Among those hired with a focus on the book trade is Rich Johnson, Yen Press cofounder and a former v-p of trade book sales at DC, who was brought on as Lion Forge’s v-p of sales, marketing, and business development. Andrea Colvin, former v-p of content in the Andrew McMeel book division, was hired to oversee Lion Forge’s kids publishing and was recently promoted to v-p, editor in chief, overseeing the house’s CubHouse (early readers), Caracal (middle grade), and Roar (YA) imprints. And with an eye to developing Lion Forge’s relationship with the library and educational market, the company hired Jill Gerber, a teacher and longtime advocate for the use of comics in the classroom, for a newly created position: director of education outreach and collections.

Also in 2016, Lion Forge acquired Magnetic Press, an independent graphic novel publisher specializing in English-language editions of European graphic novels, principally aimed at the book trade for adults and children. Magnetic Press is now an imprint under its founder and publisher, Mike Kennedy.
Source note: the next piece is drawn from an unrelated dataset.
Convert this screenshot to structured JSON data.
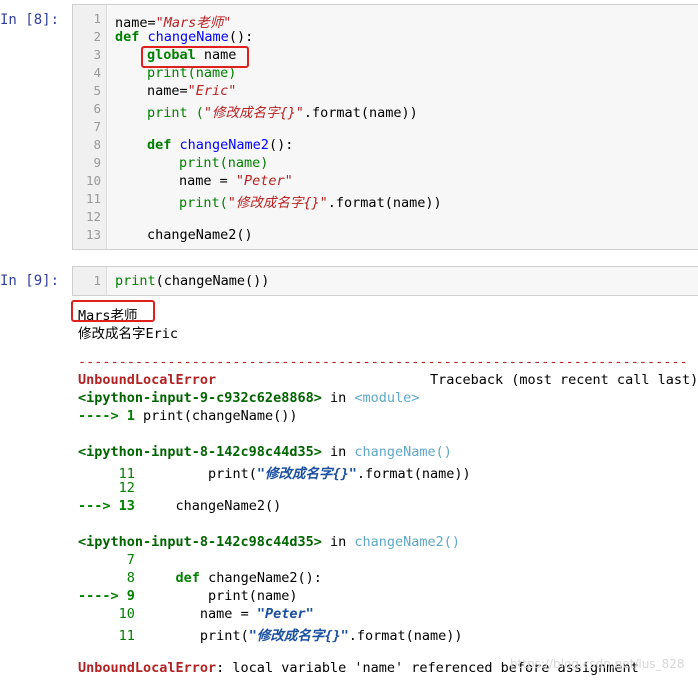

On the comics shop side of the company, Lion Forge has hired acclaimed comics writer Gail Simone, who’s written for just about every major character at DC and Marvel, to oversee the Catalyst Prime superhero line and write a new series for it.

Steward believes the success of Lion Forge’s publishing program in both the book and comics market will be driven by demographic changes in comics readership and what readers want to see. “You have two big, slow-moving publishing creatures in DC and Marvel, and it’s hard for them to change,” he said. “They constantly flunk on diversity. It’s not about using diversity for headlines; it’s about embracing diversity for the long term.”

Lion Forge’s Catalyst Prime superhero line features such creators as David Walker, a highly regarded black comics writer who has worked on many of the iconic characters in the DC and Marvel lineup. There’s also newcomer Sheena Howard, an African-American academic who has researched and written on issues around comics, gender, and black identity, and who is now a first-time superhero comics writer working with Walker. The two cowrite Superb, a Catalyst Prime series featuring an unusual superhero duo: a black teenage girl and her partner, a white teenage boy with Down syndrome.

On the book trade side, this year the house will publish Upgrade Soul by Ezra Claytan Daniels. Originally released as an app-based digital work, Upgrade Soul won the 2016 Dwayne McDuffie Diversity Award and is being publishing in a print edition for the first time this month.

There’s also Quillion, a newly launched Lion Forge imprint that will combine comics with tabletop gaming. The Quillion imprint is launching Rolled Told, a monthly magazine with comics, illustration, articles about gaming, and RPG adventures. The line will begin producing book-based tabletop games in 2019.

Lion Forge has even ventured into journalism. In late 2017 it acquired The Beat: The News Blog of Comics Culture, a pioneering comics and graphic novel blog founded by Heidi MacDonald, a longtime comics journalist and former PW graphic novel reviews editor.

Steward said he has ambitious goals for Lion Forge: “I want to be in the top five of comics publishers in the book market, and in the top three in the direct market. The comics market has shifted and we need to be nimble and take advantage of opportunities as they happen. We’re not bogged down by our history like older companies. You need to be diverse in this market. We don’t have to start a diversity division or create a black imprint. This stuff is in our DNA.”